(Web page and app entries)
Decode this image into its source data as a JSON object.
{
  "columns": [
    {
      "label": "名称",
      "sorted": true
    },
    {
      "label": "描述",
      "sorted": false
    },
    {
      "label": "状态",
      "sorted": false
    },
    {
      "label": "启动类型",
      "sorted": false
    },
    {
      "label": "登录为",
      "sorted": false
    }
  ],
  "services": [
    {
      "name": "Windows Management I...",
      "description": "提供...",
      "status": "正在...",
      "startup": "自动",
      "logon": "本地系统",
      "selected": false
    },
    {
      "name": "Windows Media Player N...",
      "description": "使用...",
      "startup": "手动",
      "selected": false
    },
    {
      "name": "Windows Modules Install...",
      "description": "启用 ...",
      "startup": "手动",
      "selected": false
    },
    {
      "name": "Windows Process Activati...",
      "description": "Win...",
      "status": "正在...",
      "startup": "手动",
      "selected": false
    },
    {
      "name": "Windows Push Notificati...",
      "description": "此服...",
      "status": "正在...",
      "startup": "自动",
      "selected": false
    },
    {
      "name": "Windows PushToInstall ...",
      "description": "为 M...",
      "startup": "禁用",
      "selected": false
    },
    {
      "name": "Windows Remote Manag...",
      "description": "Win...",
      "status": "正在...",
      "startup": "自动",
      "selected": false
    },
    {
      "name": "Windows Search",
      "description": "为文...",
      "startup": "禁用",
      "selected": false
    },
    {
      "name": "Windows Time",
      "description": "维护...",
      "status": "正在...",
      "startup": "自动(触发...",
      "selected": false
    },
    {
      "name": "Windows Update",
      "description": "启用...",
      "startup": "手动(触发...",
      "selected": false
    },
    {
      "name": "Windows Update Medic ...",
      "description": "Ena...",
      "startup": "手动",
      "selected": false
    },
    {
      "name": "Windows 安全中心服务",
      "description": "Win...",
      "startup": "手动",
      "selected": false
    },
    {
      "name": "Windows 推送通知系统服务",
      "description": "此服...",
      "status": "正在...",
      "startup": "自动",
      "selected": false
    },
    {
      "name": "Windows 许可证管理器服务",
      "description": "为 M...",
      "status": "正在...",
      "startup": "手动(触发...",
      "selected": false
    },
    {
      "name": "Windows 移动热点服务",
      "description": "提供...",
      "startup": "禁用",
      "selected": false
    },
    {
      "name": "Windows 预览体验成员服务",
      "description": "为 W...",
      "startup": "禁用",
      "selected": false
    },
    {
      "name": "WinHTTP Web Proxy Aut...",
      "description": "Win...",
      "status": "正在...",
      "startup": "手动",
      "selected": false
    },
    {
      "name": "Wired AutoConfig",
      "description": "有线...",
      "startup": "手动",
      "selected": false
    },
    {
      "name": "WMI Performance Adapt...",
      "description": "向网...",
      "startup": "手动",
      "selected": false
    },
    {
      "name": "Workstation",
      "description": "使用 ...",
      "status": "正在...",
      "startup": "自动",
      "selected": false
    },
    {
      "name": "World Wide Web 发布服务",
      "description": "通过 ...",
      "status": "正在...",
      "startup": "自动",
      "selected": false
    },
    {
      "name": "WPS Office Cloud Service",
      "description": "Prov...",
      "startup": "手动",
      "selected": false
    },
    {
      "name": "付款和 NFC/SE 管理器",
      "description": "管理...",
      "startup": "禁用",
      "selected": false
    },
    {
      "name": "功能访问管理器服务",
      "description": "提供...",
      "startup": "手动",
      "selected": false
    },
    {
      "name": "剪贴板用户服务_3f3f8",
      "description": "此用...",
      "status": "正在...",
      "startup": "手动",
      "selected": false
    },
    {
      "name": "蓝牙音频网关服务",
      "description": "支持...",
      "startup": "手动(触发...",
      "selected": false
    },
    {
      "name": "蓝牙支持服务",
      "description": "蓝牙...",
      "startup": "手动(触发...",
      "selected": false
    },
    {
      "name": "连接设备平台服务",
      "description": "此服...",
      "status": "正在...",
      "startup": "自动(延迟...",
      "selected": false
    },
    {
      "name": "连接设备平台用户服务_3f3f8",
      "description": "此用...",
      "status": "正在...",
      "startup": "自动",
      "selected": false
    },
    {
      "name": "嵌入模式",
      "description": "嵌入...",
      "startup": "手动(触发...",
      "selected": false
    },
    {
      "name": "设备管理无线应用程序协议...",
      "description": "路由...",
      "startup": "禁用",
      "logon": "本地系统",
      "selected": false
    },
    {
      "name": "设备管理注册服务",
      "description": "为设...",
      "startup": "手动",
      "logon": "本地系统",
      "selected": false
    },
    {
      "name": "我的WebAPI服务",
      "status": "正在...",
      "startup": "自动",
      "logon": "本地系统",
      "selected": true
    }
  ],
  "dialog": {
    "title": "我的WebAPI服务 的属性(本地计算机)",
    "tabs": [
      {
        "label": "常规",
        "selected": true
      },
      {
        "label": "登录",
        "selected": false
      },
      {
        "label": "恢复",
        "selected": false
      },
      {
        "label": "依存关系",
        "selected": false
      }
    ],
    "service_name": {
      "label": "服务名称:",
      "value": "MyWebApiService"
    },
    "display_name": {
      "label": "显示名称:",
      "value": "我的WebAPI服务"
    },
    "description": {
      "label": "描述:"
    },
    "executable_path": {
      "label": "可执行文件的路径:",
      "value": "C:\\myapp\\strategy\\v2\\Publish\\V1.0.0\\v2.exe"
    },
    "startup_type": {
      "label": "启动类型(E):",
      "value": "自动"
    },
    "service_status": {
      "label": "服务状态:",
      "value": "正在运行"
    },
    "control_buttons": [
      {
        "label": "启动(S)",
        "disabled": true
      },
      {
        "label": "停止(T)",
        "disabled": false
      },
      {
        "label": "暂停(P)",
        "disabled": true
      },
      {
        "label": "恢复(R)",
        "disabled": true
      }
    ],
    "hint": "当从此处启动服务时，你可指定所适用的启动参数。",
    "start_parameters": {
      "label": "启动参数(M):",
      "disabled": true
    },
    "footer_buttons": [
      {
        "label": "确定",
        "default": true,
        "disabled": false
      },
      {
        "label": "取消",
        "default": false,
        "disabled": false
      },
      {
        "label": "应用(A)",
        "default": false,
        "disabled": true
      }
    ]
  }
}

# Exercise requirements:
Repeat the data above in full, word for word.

# Task answer:
Decode this image into its source data as a JSON object.
{
  "columns": [
    {
      "label": "名称",
      "sorted": true
    },
    {
      "label": "描述",
      "sorted": false
    },
    {
      "label": "状态",
      "sorted": false
    },
    {
      "label": "启动类型",
      "sorted": false
    },
    {
      "label": "登录为",
      "sorted": false
    }
  ],
  "services": [
    {
      "name": "Windows Management I...",
      "description": "提供...",
      "status": "正在...",
      "startup": "自动",
      "logon": "本地系统",
      "selected": false
    },
    {
      "name": "Windows Media Player N...",
      "description": "使用...",
      "startup": "手动",
      "selected": false
    },
    {
      "name": "Windows Modules Install...",
      "description": "启用 ...",
      "startup": "手动",
      "selected": false
    },
    {
      "name": "Windows Process Activati...",
      "description": "Win...",
      "status": "正在...",
      "startup": "手动",
      "selected": false
    },
    {
      "name": "Windows Push Notificati...",
      "description": "此服...",
      "status": "正在...",
      "startup": "自动",
      "selected": false
    },
    {
      "name": "Windows PushToInstall ...",
      "description": "为 M...",
      "startup": "禁用",
      "selected": false
    },
    {
      "name": "Windows Remote Manag...",
      "description": "Win...",
      "status": "正在...",
      "startup": "自动",
      "selected": false
    },
    {
      "name": "Windows Search",
      "description": "为文...",
      "startup": "禁用",
      "selected": false
    },
    {
      "name": "Windows Time",
      "description": "维护...",
      "status": "正在...",
      "startup": "自动(触发...",
      "selected": false
    },
    {
      "name": "Windows Update",
      "description": "启用...",
      "startup": "手动(触发...",
      "selected": false
    },
    {
      "name": "Windows Update Medic ...",
      "description": "Ena...",
      "startup": "手动",
      "selected": false
    },
    {
      "name": "Windows 安全中心服务",
      "description": "Win...",
      "startup": "手动",
      "selected": false
    },
    {
      "name": "Windows 推送通知系统服务",
      "description": "此服...",
      "status": "正在...",
      "startup": "自动",
      "selected": false
    },
    {
      "name": "Windows 许可证管理器服务",
      "description": "为 M...",
      "status": "正在...",
      "startup": "手动(触发...",
      "selected": false
    },
    {
      "name": "Windows 移动热点服务",
      "description": "提供...",
      "startup": "禁用",
      "selected": false
    },
    {
      "name": "Windows 预览体验成员服务",
      "description": "为 W...",
      "startup": "禁用",
      "selected": false
    },
    {
      "name": "WinHTTP Web Proxy Aut...",
      "description": "Win...",
      "status": "正在...",
      "startup": "手动",
      "selected": false
    },
    {
      "name": "Wired AutoConfig",
      "description": "有线...",
      "startup": "手动",
      "selected": false
    },
    {
      "name": "WMI Performance Adapt...",
      "description": "向网...",
      "startup": "手动",
      "selected": false
    },
    {
      "name": "Workstation",
      "description": "使用 ...",
      "status": "正在...",
      "startup": "自动",
      "selected": false
    },
    {
      "name": "World Wide Web 发布服务",
      "description": "通过 ...",
      "status": "正在...",
      "startup": "自动",
      "selected": false
    },
    {
      "name": "WPS Office Cloud Service",
      "description": "Prov...",
      "startup": "手动",
      "selected": false
    },
    {
      "name": "付款和 NFC/SE 管理器",
      "description": "管理...",
      "startup": "禁用",
      "selected": false
    },
    {
      "name": "功能访问管理器服务",
      "description": "提供...",
      "startup": "手动",
      "selected": false
    },
    {
      "name": "剪贴板用户服务_3f3f8",
      "description": "此用...",
      "status": "正在...",
      "startup": "手动",
      "selected": false
    },
    {
      "name": "蓝牙音频网关服务",
      "description": "支持...",
      "startup": "手动(触发...",
      "selected": false
    },
    {
      "name": "蓝牙支持服务",
      "description": "蓝牙...",
      "startup": "手动(触发...",
      "selected": false
    },
    {
      "name": "连接设备平台服务",
      "description": "此服...",
      "status": "正在...",
      "startup": "自动(延迟...",
      "selected": false
    },
    {
      "name": "连接设备平台用户服务_3f3f8",
      "description": "此用...",
      "status": "正在...",
      "startup": "自动",
      "selected": false
    },
    {
      "name": "嵌入模式",
      "description": "嵌入...",
      "startup": "手动(触发...",
      "selected": false
    },
    {
      "name": "设备管理无线应用程序协议...",
      "description": "路由...",
      "startup": "禁用",
      "logon": "本地系统",
      "selected": false
    },
    {
      "name": "设备管理注册服务",
      "description": "为设...",
      "startup": "手动",
      "logon": "本地系统",
      "selected": false
    },
    {
      "name": "我的WebAPI服务",
      "status": "正在...",
      "startup": "自动",
      "logon": "本地系统",
      "selected": true
    }
  ],
  "dialog": {
    "title": "我的WebAPI服务 的属性(本地计算机)",
    "tabs": [
      {
        "label": "常规",
        "selected": true
      },
      {
        "label": "登录",
        "selected": false
      },
      {
        "label": "恢复",
        "selected": false
      },
      {
        "label": "依存关系",
        "selected": false
      }
    ],
    "service_name": {
      "label": "服务名称:",
      "value": "MyWebApiService"
    },
    "display_name": {
      "label": "显示名称:",
      "value": "我的WebAPI服务"
    },
    "description": {
      "label": "描述:"
    },
    "executable_path": {
      "label": "可执行文件的路径:",
      "value": "C:\\myapp\\strategy\\v2\\Publish\\V1.0.0\\v2.exe"
    },
    "startup_type": {
      "label": "启动类型(E):",
      "value": "自动"
    },
    "service_status": {
      "label": "服务状态:",
      "value": "正在运行"
    },
    "control_buttons": [
      {
        "label": "启动(S)",
        "disabled": true
      },
      {
        "label": "停止(T)",
        "disabled": false
      },
      {
        "label": "暂停(P)",
        "disabled": true
      },
      {
        "label": "恢复(R)",
        "disabled": true
      }
    ],
    "hint": "当从此处启动服务时，你可指定所适用的启动参数。",
    "start_parameters": {
      "label": "启动参数(M):",
      "disabled": true
    },
    "footer_buttons": [
      {
        "label": "确定",
        "default": true,
        "disabled": false
      },
      {
        "label": "取消",
        "default": false,
        "disabled": false
      },
      {
        "label": "应用(A)",
        "default": false,
        "disabled": true
      }
    ]
  }
}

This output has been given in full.